- _Task instructions_: Considering every line below, count those with the word "name" and give only the result.

- _Source data_:

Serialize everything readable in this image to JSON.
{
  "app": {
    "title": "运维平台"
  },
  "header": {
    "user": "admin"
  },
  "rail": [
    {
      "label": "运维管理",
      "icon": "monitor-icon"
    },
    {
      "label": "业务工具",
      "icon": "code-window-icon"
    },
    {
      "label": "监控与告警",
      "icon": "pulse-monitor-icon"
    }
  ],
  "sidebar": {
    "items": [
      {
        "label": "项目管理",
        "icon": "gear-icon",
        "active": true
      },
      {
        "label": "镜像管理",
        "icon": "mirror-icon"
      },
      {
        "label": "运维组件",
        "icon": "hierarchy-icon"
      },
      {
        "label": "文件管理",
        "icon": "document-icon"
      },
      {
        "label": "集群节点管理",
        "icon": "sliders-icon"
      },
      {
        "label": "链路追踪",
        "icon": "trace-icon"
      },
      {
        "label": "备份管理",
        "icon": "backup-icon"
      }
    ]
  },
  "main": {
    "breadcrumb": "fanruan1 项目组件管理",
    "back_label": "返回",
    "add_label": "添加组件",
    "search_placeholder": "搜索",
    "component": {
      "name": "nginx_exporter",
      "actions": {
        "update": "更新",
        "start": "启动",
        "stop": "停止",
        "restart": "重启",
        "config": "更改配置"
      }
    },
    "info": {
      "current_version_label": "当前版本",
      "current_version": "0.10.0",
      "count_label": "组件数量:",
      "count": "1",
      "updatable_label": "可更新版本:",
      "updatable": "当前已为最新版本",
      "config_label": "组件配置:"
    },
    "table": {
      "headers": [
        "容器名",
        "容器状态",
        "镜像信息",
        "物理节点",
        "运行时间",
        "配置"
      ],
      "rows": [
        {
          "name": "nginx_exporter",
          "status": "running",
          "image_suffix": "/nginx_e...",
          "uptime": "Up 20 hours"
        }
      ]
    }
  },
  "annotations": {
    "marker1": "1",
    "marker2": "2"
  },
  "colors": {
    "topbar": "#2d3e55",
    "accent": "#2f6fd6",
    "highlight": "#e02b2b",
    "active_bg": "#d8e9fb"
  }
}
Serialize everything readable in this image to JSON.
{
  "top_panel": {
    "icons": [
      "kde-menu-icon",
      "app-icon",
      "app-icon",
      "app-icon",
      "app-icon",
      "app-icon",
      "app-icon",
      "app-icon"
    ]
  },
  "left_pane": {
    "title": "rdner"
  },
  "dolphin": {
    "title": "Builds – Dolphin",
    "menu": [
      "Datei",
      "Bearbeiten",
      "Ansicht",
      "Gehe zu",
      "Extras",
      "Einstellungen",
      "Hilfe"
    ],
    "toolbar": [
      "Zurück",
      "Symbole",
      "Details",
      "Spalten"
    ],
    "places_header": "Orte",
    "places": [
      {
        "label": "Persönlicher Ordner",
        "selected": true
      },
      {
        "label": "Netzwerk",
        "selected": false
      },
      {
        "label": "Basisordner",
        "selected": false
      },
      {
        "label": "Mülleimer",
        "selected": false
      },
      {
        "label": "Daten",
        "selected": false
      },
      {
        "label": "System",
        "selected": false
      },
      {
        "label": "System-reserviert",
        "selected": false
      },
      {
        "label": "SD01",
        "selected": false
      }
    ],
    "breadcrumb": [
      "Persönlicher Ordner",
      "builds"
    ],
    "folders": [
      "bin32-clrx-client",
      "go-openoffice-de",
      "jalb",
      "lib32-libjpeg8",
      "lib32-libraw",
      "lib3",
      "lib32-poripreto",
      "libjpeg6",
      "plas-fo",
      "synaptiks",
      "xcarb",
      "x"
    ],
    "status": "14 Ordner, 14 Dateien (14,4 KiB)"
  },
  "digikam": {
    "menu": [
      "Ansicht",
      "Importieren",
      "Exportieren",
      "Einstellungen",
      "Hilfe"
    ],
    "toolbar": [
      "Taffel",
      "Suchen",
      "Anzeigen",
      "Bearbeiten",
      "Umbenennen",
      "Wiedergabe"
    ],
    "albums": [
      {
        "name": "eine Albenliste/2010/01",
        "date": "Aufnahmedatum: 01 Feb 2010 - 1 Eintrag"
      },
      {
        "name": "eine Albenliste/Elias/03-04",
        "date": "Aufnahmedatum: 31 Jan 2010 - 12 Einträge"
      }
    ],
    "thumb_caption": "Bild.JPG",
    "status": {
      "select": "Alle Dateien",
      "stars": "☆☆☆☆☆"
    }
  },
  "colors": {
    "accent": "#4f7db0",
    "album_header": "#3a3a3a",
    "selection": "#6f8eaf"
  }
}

- _Exercise answer_: 4